Items from an interface collection:
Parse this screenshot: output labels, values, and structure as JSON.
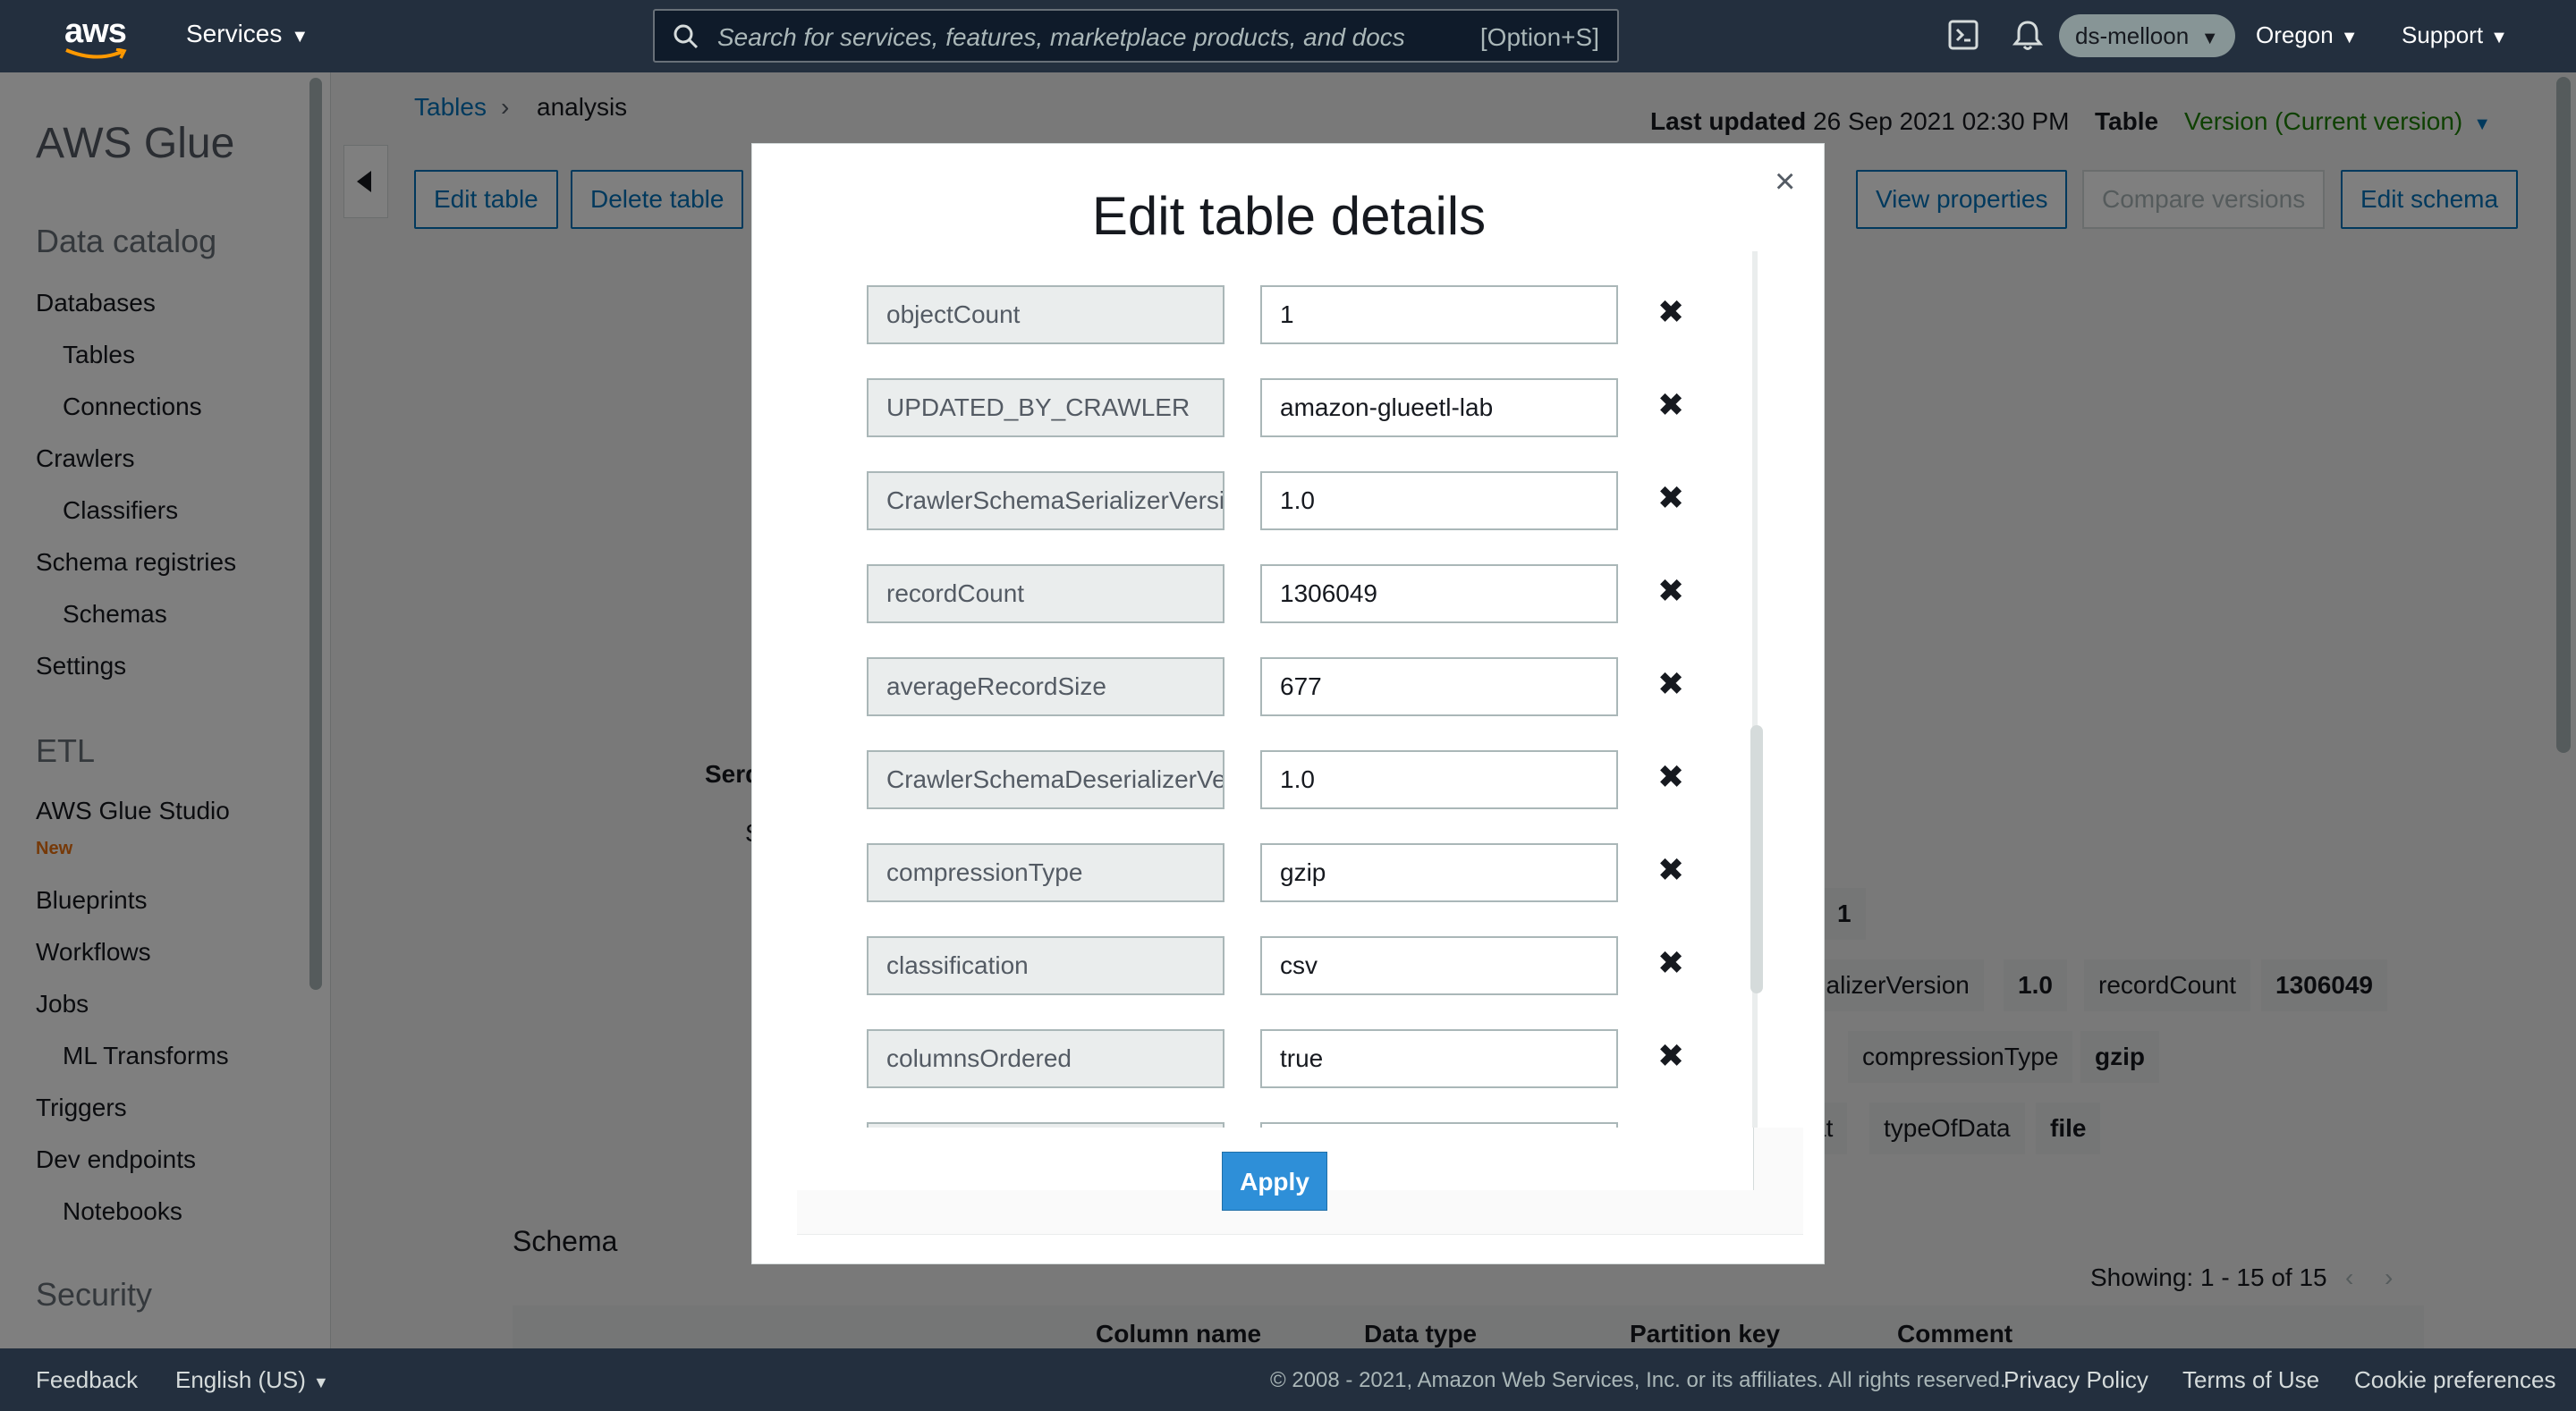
{
  "topnav": {
    "logo_text": "aws",
    "services_label": "Services",
    "search_placeholder": "Search for services, features, marketplace products, and docs",
    "search_shortcut": "[Option+S]",
    "account": "ds-melloon",
    "region": "Oregon",
    "support": "Support"
  },
  "sidebar": {
    "title": "AWS Glue",
    "sections": [
      {
        "label": "Data catalog"
      },
      {
        "label": "ETL"
      },
      {
        "label": "Security"
      }
    ],
    "items": [
      {
        "label": "Databases"
      },
      {
        "label": "Tables"
      },
      {
        "label": "Connections"
      },
      {
        "label": "Crawlers"
      },
      {
        "label": "Classifiers"
      },
      {
        "label": "Schema registries"
      },
      {
        "label": "Schemas"
      },
      {
        "label": "Settings"
      },
      {
        "label": "AWS Glue Studio"
      },
      {
        "label": "Blueprints"
      },
      {
        "label": "Workflows"
      },
      {
        "label": "Jobs"
      },
      {
        "label": "ML Transforms"
      },
      {
        "label": "Triggers"
      },
      {
        "label": "Dev endpoints"
      },
      {
        "label": "Notebooks"
      }
    ],
    "new_badge": "New"
  },
  "main": {
    "breadcrumb": {
      "parent": "Tables",
      "sep": "›",
      "current": "analysis"
    },
    "last_updated_label": "Last updated",
    "last_updated_value": "26 Sep 2021 02:30 PM",
    "table_label": "Table",
    "version": "Version (Current version)",
    "buttons": {
      "edit_table": "Edit table",
      "delete_table": "Delete table",
      "view_properties": "View properties",
      "compare_versions": "Compare versions",
      "edit_schema": "Edit schema"
    },
    "partial_texts": {
      "serde": "Serd",
      "s": "S"
    },
    "props": [
      {
        "text": "1"
      },
      {
        "text": "rializerVersion"
      },
      {
        "text": "1.0"
      },
      {
        "text": "recordCount"
      },
      {
        "text": "1306049"
      },
      {
        "text": "compressionType"
      },
      {
        "text": "gzip"
      },
      {
        "text": "at"
      },
      {
        "text": "typeOfData"
      },
      {
        "text": "file"
      }
    ],
    "schema_title": "Schema",
    "showing": "Showing: 1 - 15 of 15",
    "columns": [
      "Column name",
      "Data type",
      "Partition key",
      "Comment"
    ]
  },
  "modal": {
    "title": "Edit table details",
    "close": "×",
    "delete_icon": "✖",
    "rows": [
      {
        "key": "objectCount",
        "value": "1"
      },
      {
        "key": "UPDATED_BY_CRAWLER",
        "value": "amazon-glueetl-lab"
      },
      {
        "key": "CrawlerSchemaSerializerVersion",
        "value": "1.0"
      },
      {
        "key": "recordCount",
        "value": "1306049"
      },
      {
        "key": "averageRecordSize",
        "value": "677"
      },
      {
        "key": "CrawlerSchemaDeserializerVersion",
        "value": "1.0"
      },
      {
        "key": "compressionType",
        "value": "gzip"
      },
      {
        "key": "classification",
        "value": "csv"
      },
      {
        "key": "columnsOrdered",
        "value": "true"
      }
    ],
    "apply_label": "Apply"
  },
  "footer": {
    "feedback": "Feedback",
    "language": "English (US)",
    "copyright": "© 2008 - 2021, Amazon Web Services, Inc. or its affiliates. All rights reserved.",
    "privacy": "Privacy Policy",
    "terms": "Terms of Use",
    "cookies": "Cookie preferences"
  }
}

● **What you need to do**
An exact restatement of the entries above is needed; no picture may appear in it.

● **Result below**
Parse this screenshot: output labels, values, and structure as JSON.
{
  "topnav": {
    "logo_text": "aws",
    "services_label": "Services",
    "search_placeholder": "Search for services, features, marketplace products, and docs",
    "search_shortcut": "[Option+S]",
    "account": "ds-melloon",
    "region": "Oregon",
    "support": "Support"
  },
  "sidebar": {
    "title": "AWS Glue",
    "sections": [
      {
        "label": "Data catalog"
      },
      {
        "label": "ETL"
      },
      {
        "label": "Security"
      }
    ],
    "items": [
      {
        "label": "Databases"
      },
      {
        "label": "Tables"
      },
      {
        "label": "Connections"
      },
      {
        "label": "Crawlers"
      },
      {
        "label": "Classifiers"
      },
      {
        "label": "Schema registries"
      },
      {
        "label": "Schemas"
      },
      {
        "label": "Settings"
      },
      {
        "label": "AWS Glue Studio"
      },
      {
        "label": "Blueprints"
      },
      {
        "label": "Workflows"
      },
      {
        "label": "Jobs"
      },
      {
        "label": "ML Transforms"
      },
      {
        "label": "Triggers"
      },
      {
        "label": "Dev endpoints"
      },
      {
        "label": "Notebooks"
      }
    ],
    "new_badge": "New"
  },
  "main": {
    "breadcrumb": {
      "parent": "Tables",
      "sep": "›",
      "current": "analysis"
    },
    "last_updated_label": "Last updated",
    "last_updated_value": "26 Sep 2021 02:30 PM",
    "table_label": "Table",
    "version": "Version (Current version)",
    "buttons": {
      "edit_table": "Edit table",
      "delete_table": "Delete table",
      "view_properties": "View properties",
      "compare_versions": "Compare versions",
      "edit_schema": "Edit schema"
    },
    "partial_texts": {
      "serde": "Serd",
      "s": "S"
    },
    "props": [
      {
        "text": "1"
      },
      {
        "text": "rializerVersion"
      },
      {
        "text": "1.0"
      },
      {
        "text": "recordCount"
      },
      {
        "text": "1306049"
      },
      {
        "text": "compressionType"
      },
      {
        "text": "gzip"
      },
      {
        "text": "at"
      },
      {
        "text": "typeOfData"
      },
      {
        "text": "file"
      }
    ],
    "schema_title": "Schema",
    "showing": "Showing: 1 - 15 of 15",
    "columns": [
      "Column name",
      "Data type",
      "Partition key",
      "Comment"
    ]
  },
  "modal": {
    "title": "Edit table details",
    "close": "×",
    "delete_icon": "✖",
    "rows": [
      {
        "key": "objectCount",
        "value": "1"
      },
      {
        "key": "UPDATED_BY_CRAWLER",
        "value": "amazon-glueetl-lab"
      },
      {
        "key": "CrawlerSchemaSerializerVersion",
        "value": "1.0"
      },
      {
        "key": "recordCount",
        "value": "1306049"
      },
      {
        "key": "averageRecordSize",
        "value": "677"
      },
      {
        "key": "CrawlerSchemaDeserializerVersion",
        "value": "1.0"
      },
      {
        "key": "compressionType",
        "value": "gzip"
      },
      {
        "key": "classification",
        "value": "csv"
      },
      {
        "key": "columnsOrdered",
        "value": "true"
      }
    ],
    "apply_label": "Apply"
  },
  "footer": {
    "feedback": "Feedback",
    "language": "English (US)",
    "copyright": "© 2008 - 2021, Amazon Web Services, Inc. or its affiliates. All rights reserved.",
    "privacy": "Privacy Policy",
    "terms": "Terms of Use",
    "cookies": "Cookie preferences"
  }
}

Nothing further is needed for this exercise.